(Source data)
....
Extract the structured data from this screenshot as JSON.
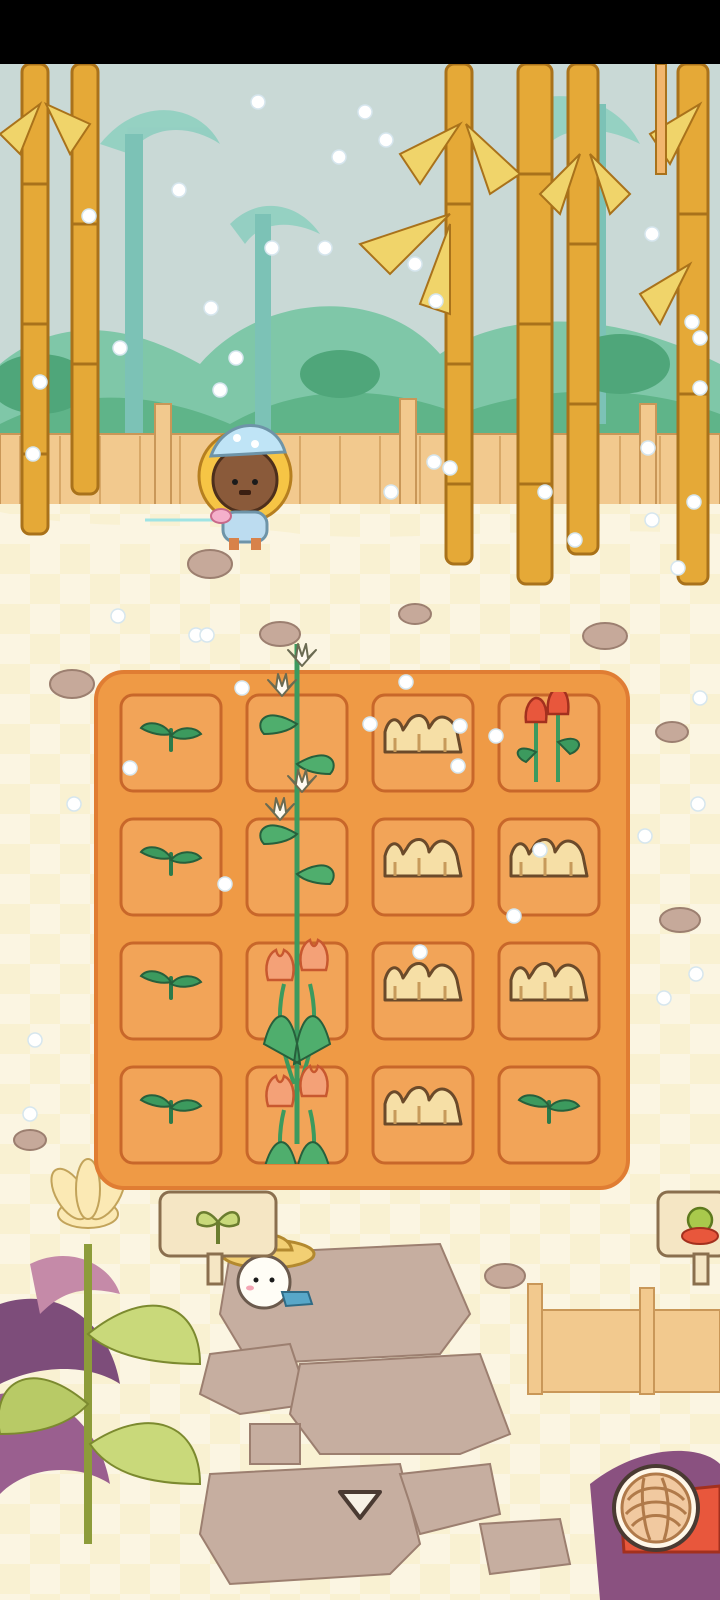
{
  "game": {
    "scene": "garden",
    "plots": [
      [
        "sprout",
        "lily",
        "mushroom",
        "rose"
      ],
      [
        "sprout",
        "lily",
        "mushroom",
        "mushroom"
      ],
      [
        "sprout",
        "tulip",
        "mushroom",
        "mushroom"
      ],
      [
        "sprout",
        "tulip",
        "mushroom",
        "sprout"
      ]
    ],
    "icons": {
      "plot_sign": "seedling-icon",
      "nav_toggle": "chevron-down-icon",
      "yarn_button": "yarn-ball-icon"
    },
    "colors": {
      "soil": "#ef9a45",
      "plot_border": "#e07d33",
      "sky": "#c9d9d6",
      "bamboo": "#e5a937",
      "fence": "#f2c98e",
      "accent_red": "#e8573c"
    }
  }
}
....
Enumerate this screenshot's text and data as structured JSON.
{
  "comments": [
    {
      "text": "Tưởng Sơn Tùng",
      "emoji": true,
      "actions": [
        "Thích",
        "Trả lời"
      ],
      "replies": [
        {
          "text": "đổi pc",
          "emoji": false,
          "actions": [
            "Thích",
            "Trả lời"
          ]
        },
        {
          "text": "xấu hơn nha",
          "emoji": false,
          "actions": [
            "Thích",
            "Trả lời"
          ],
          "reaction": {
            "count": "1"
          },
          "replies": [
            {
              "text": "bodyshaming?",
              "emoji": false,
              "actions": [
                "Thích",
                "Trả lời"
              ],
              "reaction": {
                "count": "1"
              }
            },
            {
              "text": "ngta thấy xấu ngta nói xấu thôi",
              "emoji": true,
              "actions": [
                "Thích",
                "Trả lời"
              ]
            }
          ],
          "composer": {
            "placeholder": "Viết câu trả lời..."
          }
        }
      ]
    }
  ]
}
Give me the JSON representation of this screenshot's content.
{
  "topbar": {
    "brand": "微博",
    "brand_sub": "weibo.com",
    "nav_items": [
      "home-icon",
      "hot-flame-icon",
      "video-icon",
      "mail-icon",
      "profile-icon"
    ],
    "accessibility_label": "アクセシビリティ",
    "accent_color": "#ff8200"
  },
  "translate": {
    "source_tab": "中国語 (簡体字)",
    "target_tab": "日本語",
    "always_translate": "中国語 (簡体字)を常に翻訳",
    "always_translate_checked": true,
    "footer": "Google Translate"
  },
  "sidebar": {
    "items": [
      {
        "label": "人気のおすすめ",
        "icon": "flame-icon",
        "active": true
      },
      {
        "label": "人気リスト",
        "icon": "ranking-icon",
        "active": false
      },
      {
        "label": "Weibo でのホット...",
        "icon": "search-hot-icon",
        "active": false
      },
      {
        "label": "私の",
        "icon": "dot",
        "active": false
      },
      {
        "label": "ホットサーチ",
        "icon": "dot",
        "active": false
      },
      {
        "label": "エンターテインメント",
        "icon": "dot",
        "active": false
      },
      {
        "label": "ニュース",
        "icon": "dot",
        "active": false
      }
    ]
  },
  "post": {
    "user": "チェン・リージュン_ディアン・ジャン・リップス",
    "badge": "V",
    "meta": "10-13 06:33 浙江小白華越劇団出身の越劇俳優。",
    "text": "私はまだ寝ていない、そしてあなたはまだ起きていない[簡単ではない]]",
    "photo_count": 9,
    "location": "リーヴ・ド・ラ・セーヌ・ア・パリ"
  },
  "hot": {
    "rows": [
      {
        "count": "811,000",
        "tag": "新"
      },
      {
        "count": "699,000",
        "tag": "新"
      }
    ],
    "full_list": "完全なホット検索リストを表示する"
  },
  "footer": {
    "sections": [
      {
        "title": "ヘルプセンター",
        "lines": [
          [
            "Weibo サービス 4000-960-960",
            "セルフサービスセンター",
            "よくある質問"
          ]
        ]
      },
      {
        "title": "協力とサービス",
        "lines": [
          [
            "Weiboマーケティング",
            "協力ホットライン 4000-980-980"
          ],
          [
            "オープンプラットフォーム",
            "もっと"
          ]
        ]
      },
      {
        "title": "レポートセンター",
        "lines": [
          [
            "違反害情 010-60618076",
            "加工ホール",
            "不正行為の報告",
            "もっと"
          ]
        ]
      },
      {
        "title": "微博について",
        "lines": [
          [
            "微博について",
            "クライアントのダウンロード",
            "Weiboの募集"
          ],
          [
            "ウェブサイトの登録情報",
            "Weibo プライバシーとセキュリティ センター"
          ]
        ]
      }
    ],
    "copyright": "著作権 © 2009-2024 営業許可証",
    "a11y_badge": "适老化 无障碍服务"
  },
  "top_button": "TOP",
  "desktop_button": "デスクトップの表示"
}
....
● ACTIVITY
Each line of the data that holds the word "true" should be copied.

● OUTPUT OF THE TASK
      "emoji": true,
              "emoji": true,
    "always_translate_checked": true,
        "active": true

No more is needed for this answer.